Your way, O God, is in the sanctuary [in holiness, away from sin and guilt]. Who is a great God like our God?
Psalm 77:13 (Amplified Bible)
If we are to know the heart of God, we will find that within that heart is both holiness and love. God witnesses to us of both of these characteristics in our lives. Have you looked at God and seen Him in that light, that He is not one or the other, but both? We may sometimes feel His condemnation when we sin, but in that moment we should also remember the forgiveness He offers. And we might sometimes also rejoice that we are forgiven, but we should remember as well in that moment the utter and complete holiness of God.
The scripture calls this “godly sorrow” (2 Corinthians 7:10) that comes upon the conviction of the Spirit. This conviction brings both an awareness of our sin but also an awareness of God’s offer of redemption. Worldly sorrow, in contrast, only leaves us with regret and no hope of redemption. The tendency of the world is to think either too little of sin or too little of grace. The biblical way is to magnify both, but grace is always magnified to the greater degree: “Where sin increased, grace abounded all the more” (Romans 5:20).
One of the clearest examples of this truth is the events in Exodus when Moses received the Law of God. God took Moses up on the mountain for 40 days for him to receive the law of God in stone tablets. Before He went he told the people about the will of God and they promised that they would do it all. Exodus 19:8, “We will do everything the Lord has said.” But when Moses was gone for 40 days they were swept up into idolatry and demanded a golden calf to worship.
Why did it take 40 days for God to give the law to Moses? I am not sure there is a precise answer to that question, but perhaps the reason was to show the people how weak they are, and how weak we are. Not even for 40 days could they remain obedient to God. The Law of God did not make the people holy – it revealed the holiness of God but did not make the people holy – and they fell into sin immediately, and worshipped the golden calf. Moses came down from the mountain with the code of God, the holy standard of holy God, but that was not all that He came down with.
In the law that Moses was given was not just the commandments of what to do and what not to do, but were also the statutes concerning the temple, the altar, and the offerings. Moses did not come down only with the holiness of God but also with the redemption of God. The temple and the altar symbolized the cross of Christ, the sanctuary of God. The path of God, the way of God, the way of God in dealing with us, is not merely the path of rebuke and of judging, but also the path of forgiveness and redemption.
John wrote that the law came by Moses but grace and truth came by Christ (John 1:17). The meaning is that the major mission of both were contrasted in this way – Moses and the Law and Christ and Grace – and Christ had the greater mission, for, as we read above, in God’s economy grace abounds more than sin.
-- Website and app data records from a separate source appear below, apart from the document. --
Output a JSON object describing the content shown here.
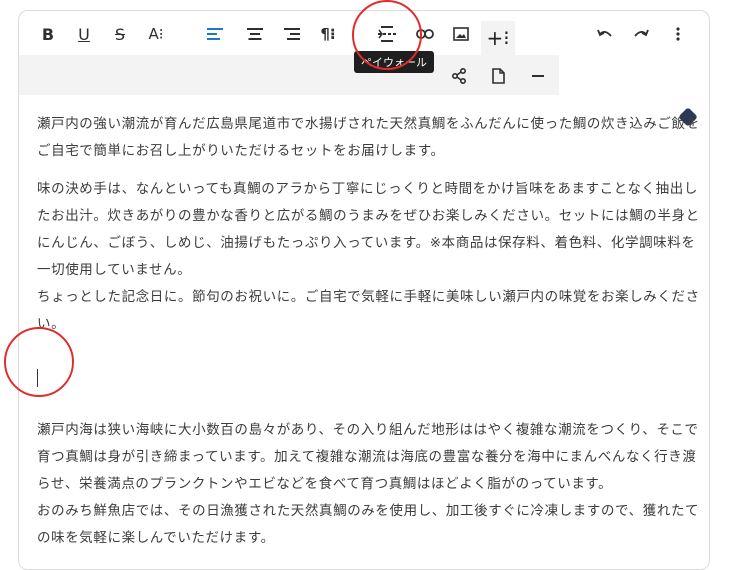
{
  "toolbar": {
    "buttons": [
      {
        "name": "bold-button",
        "icon": "bold-icon"
      },
      {
        "name": "underline-button",
        "icon": "underline-icon"
      },
      {
        "name": "strikethrough-button",
        "icon": "strikethrough-icon"
      },
      {
        "name": "font-size-button",
        "icon": "font-size-icon"
      },
      {
        "name": "align-left-button",
        "icon": "align-left-icon"
      },
      {
        "name": "align-center-button",
        "icon": "align-center-icon"
      },
      {
        "name": "align-right-button",
        "icon": "align-right-icon"
      },
      {
        "name": "paragraph-button",
        "icon": "paragraph-icon"
      },
      {
        "name": "paywall-button",
        "icon": "paywall-icon"
      },
      {
        "name": "link-button",
        "icon": "link-icon"
      },
      {
        "name": "image-button",
        "icon": "image-icon"
      },
      {
        "name": "insert-menu-button",
        "icon": "plus-icon"
      },
      {
        "name": "undo-button",
        "icon": "undo-icon"
      },
      {
        "name": "redo-button",
        "icon": "redo-icon"
      },
      {
        "name": "more-button",
        "icon": "more-vertical-icon"
      }
    ],
    "bold_label": "B",
    "underline_label": "U",
    "strike_label": "S",
    "fontsize_label": "A⁝",
    "paragraph_label": "¶⁝",
    "plus_label": "+⁝",
    "active_color": "#1e79c9"
  },
  "tooltip": "ペイウォール",
  "subbar": {
    "buttons": [
      "share-icon",
      "document-icon",
      "minus-icon"
    ]
  },
  "content": {
    "p1": [
      "瀬戸内の強い潮流が育んだ広島県尾道市で水揚げされた天然真鯛をふんだんに使った鯛の炊き込みご飯を",
      "ご自宅で簡単にお召し上がりいただけるセットをお届けします。"
    ],
    "p2": [
      "味の決め手は、なんといっても真鯛のアラから丁寧にじっくりと時間をかけ旨味をあますことなく抽出し",
      "たお出汁。炊きあがりの豊かな香りと広がる鯛のうまみをぜひお楽しみください。セットには鯛の半身と",
      "にんじん、ごぼう、しめじ、油揚げもたっぷり入っています。※本商品は保存料、着色料、化学調味料を",
      "一切使用していません。",
      "ちょっとした記念日に。節句のお祝いに。ご自宅で気軽に手軽に美味しい瀬戸内の味覚をお楽しみくださ",
      "い。"
    ],
    "p3": [
      "瀬戸内海は狭い海峡に大小数百の島々があり、その入り組んだ地形ははやく複雑な潮流をつくり、そこで",
      "育つ真鯛は身が引き締まっています。加えて複雑な潮流は海底の豊富な養分を海中にまんべんなく行き渡",
      "らせ、栄養満点のプランクトンやエビなどを食べて育つ真鯛はほどよく脂がのっています。",
      "おのみち鮮魚店では、その日漁獲された天然真鯛のみを使用し、加工後すぐに冷凍しますので、獲れたて",
      "の味を気軽に楽しんでいただけます。"
    ]
  },
  "highlight_color": "#e32b2b"
}
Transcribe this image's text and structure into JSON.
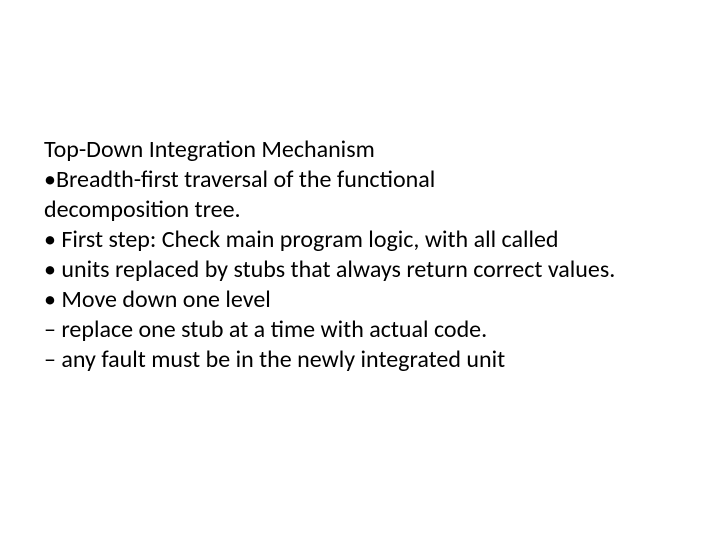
{
  "slide": {
    "title": "Top-Down Integration Mechanism",
    "lines": [
      "•Breadth-first traversal of the functional",
      "decomposition tree.",
      "• First step: Check main program logic, with all called",
      "•  units replaced by stubs that always return correct values.",
      "• Move down one level",
      "– replace one stub at a time with actual code.",
      "– any fault must be in the newly integrated unit"
    ]
  }
}
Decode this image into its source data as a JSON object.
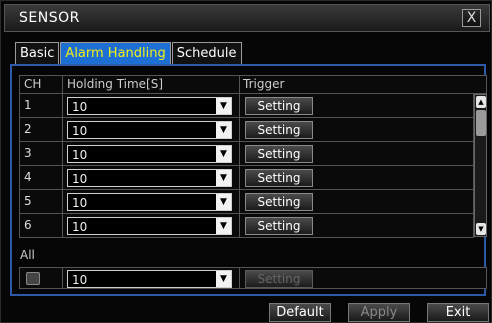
{
  "window": {
    "title": "SENSOR",
    "close_label": "X"
  },
  "tabs": [
    {
      "label": "Basic",
      "active": false
    },
    {
      "label": "Alarm Handling",
      "active": true
    },
    {
      "label": "Schedule",
      "active": false
    }
  ],
  "table": {
    "headers": {
      "ch": "CH",
      "holding_time": "Holding Time[S]",
      "trigger": "Trigger"
    },
    "rows": [
      {
        "ch": "1",
        "holding_time": "10",
        "trigger": "Setting"
      },
      {
        "ch": "2",
        "holding_time": "10",
        "trigger": "Setting"
      },
      {
        "ch": "3",
        "holding_time": "10",
        "trigger": "Setting"
      },
      {
        "ch": "4",
        "holding_time": "10",
        "trigger": "Setting"
      },
      {
        "ch": "5",
        "holding_time": "10",
        "trigger": "Setting"
      },
      {
        "ch": "6",
        "holding_time": "10",
        "trigger": "Setting"
      }
    ]
  },
  "all": {
    "label": "All",
    "holding_time": "10",
    "trigger": "Setting",
    "checked": false
  },
  "footer": {
    "default_label": "Default",
    "apply_label": "Apply",
    "exit_label": "Exit"
  },
  "colors": {
    "accent": "#1e6fd4",
    "active_tab_text": "#f2ee18",
    "panel_border": "#2c5aa8"
  }
}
Yet it is not intended to say that Moses’ ministry was completely void of grace, for that was clearly not the case. Neither is it true that Christ’s followers can dispense with holiness, for Christ Himself referred to Moses (Lev. 11:44) when He said, “You, therefore, must be perfect, as your heavenly Father is perfect” (Matt 5:48).
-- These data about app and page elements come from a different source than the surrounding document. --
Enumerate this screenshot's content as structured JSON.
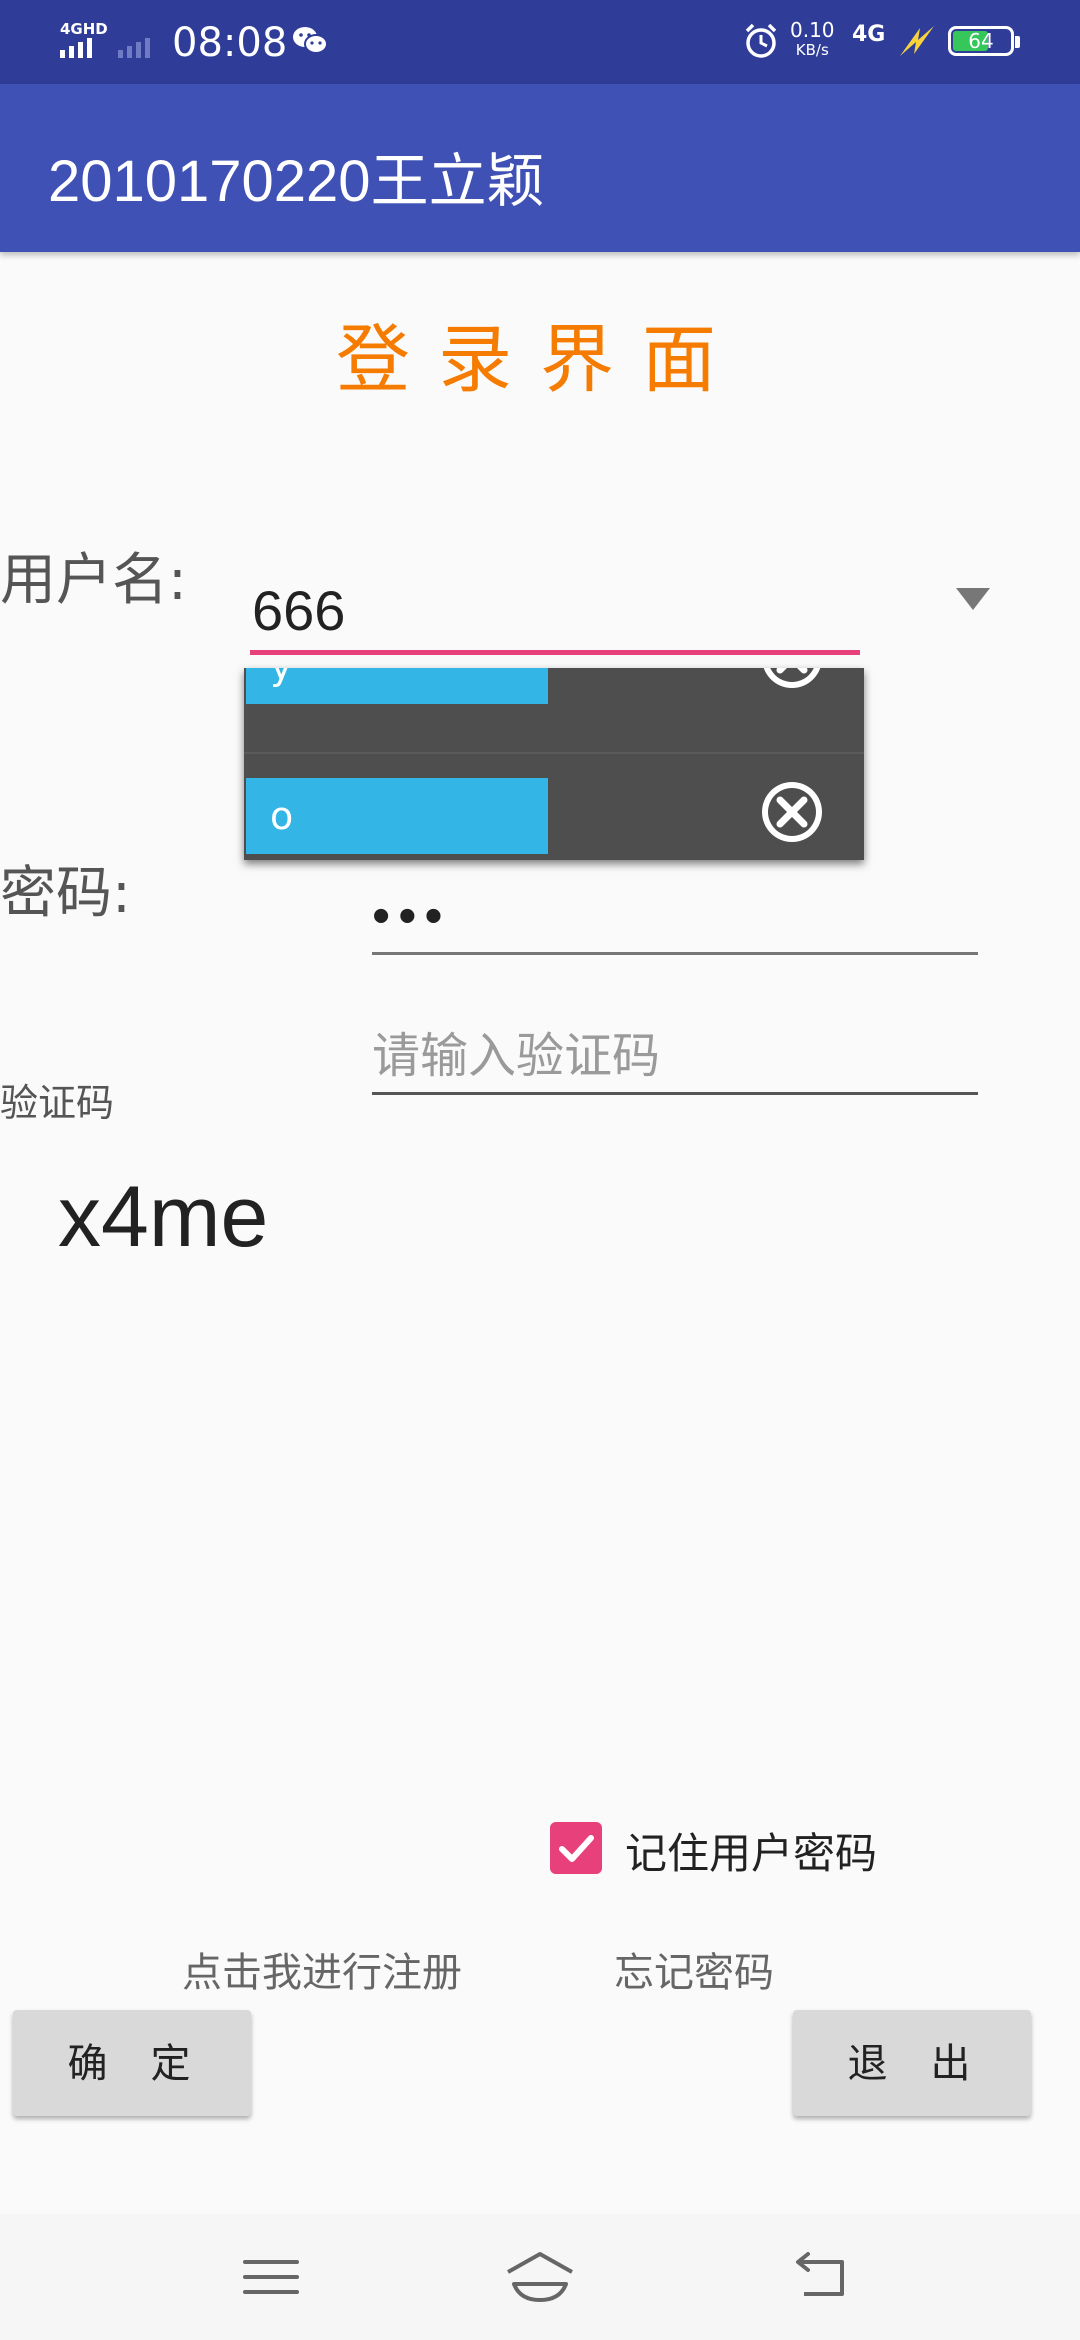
{
  "status_bar": {
    "network_label": "4GHD",
    "time": "08:08",
    "net_speed_value": "0.10",
    "net_speed_unit": "KB/s",
    "network_type": "4G",
    "battery_level": "64"
  },
  "app_bar": {
    "title": "2010170220王立颖"
  },
  "login": {
    "title": "登录界面",
    "username_label": "用户名:",
    "username_value": "666",
    "password_label": "密码:",
    "password_value": "•••",
    "captcha_label": "验证码",
    "captcha_placeholder": "请输入验证码",
    "captcha_code": "x4me"
  },
  "dropdown": {
    "items": [
      {
        "label": "y"
      },
      {
        "label": "o"
      }
    ]
  },
  "options": {
    "remember_label": "记住用户密码",
    "remember_checked": true,
    "register_link": "点击我进行注册",
    "forgot_link": "忘记密码"
  },
  "buttons": {
    "confirm": "确 定",
    "exit": "退 出"
  },
  "colors": {
    "status_bar": "#2f3d99",
    "app_bar": "#3f51b5",
    "title_accent": "#f57c00",
    "input_accent": "#e8407a",
    "dropdown_item": "#33b5e5"
  }
}
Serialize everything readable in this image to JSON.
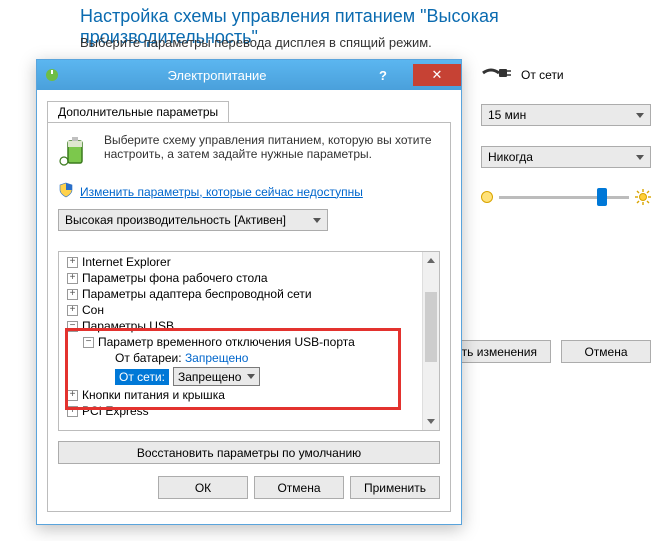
{
  "page": {
    "title": "Настройка схемы управления питанием \"Высокая производительность\"",
    "subtitle": "Выберите параметры перевода дисплея в спящий режим.",
    "ot_seti_label": "От сети",
    "combo_time": "15 мин",
    "combo_never": "Никогда",
    "save_changes": "ранить изменения",
    "cancel": "Отмена"
  },
  "dialog": {
    "title": "Электропитание",
    "help": "?",
    "close": "✕",
    "tab": "Дополнительные параметры",
    "intro": "Выберите схему управления питанием, которую вы хотите настроить, а затем задайте нужные параметры.",
    "change_link": "Изменить параметры, которые сейчас недоступны",
    "scheme_combo": "Высокая производительность [Активен]",
    "restore": "Восстановить параметры по умолчанию",
    "ok": "ОК",
    "cancel": "Отмена",
    "apply": "Применить"
  },
  "tree": {
    "n0": "Internet Explorer",
    "n1": "Параметры фона рабочего стола",
    "n2": "Параметры адаптера беспроводной сети",
    "n3": "Сон",
    "n4": "Параметры USB",
    "n4a": "Параметр временного отключения USB-порта",
    "n4a_bat_label": "От батареи:",
    "n4a_bat_val": "Запрещено",
    "n4a_net_label": "От сети:",
    "n4a_net_val": "Запрещено",
    "n5": "Кнопки питания и крышка",
    "n6": "PCI Express"
  }
}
The holiness of God includes His loving and redemptive heart. The conviction and the leadership of the Spirit of God will always unite these aspects of holiness and love.
Lord, open our eyes that we may see Your holy standard and your loving grace – not as conflicting thoughts but as complimentary aspects of Your heart. Amen.
More from J. Oswald Sanders‘ Spiritual Leadership, on “Failure”
If we could see into the inmost hearts of many men who we think are riding on the crest of the wave, we should experience some great surprises. Alexander Maclaren, the peerless expositor, after delivering a wonderful address to a large gathering, went away overwhelmed with a sense of failure. “I must not speak on such an occasion again,” he exclaimed, while the congregation went away blessed and inspired. Allowance must always be made for the reaction which comes from the rebound of the overstrung bow. Nor can we ignore the subtle attacks of our unsleeping adversary.
The manner in which a leader meets his own failure will have a significant effect on his future ministry. One would have been justified in concluding that Peter’s failure in the judgment hall had forever slammed the door on leadership in Christ’s kingdom. Instead, the depth of his repentance and the reality of his love for Christ reopened the door of opportunity to a yet wider sphere of service. “Where sin abounded, grace did much more abound.”
A study of Bible characters reveals that most of those who made history were men who failed at some point, and some of them drastically, but who refused to continue lying in the dust. Their very failure and repentance secure for them a more ample conception of the grace of God. They learned to know Him as the God of the second chance to His children who had failed Him – and the third chance, too.
The historian Froude wrote: “The worth of a man must be measured by his life, not by his failure under a singular and peculiar trial. Peter the apostle, though forewarned, thrice denied his Master on the first alarm of danger; yet that Master, who knew his nature in its strength and in its infirmity, chose him to be the rock on which He would build His church.”
The successful leader is a man who has learned that no failure need be final, and acts on that belief, whether the failure is his own or that of another.
 J. Oswald Sanders, Spiritual Leadership (Moody Press, Chicago, 1967), pp. 124-25.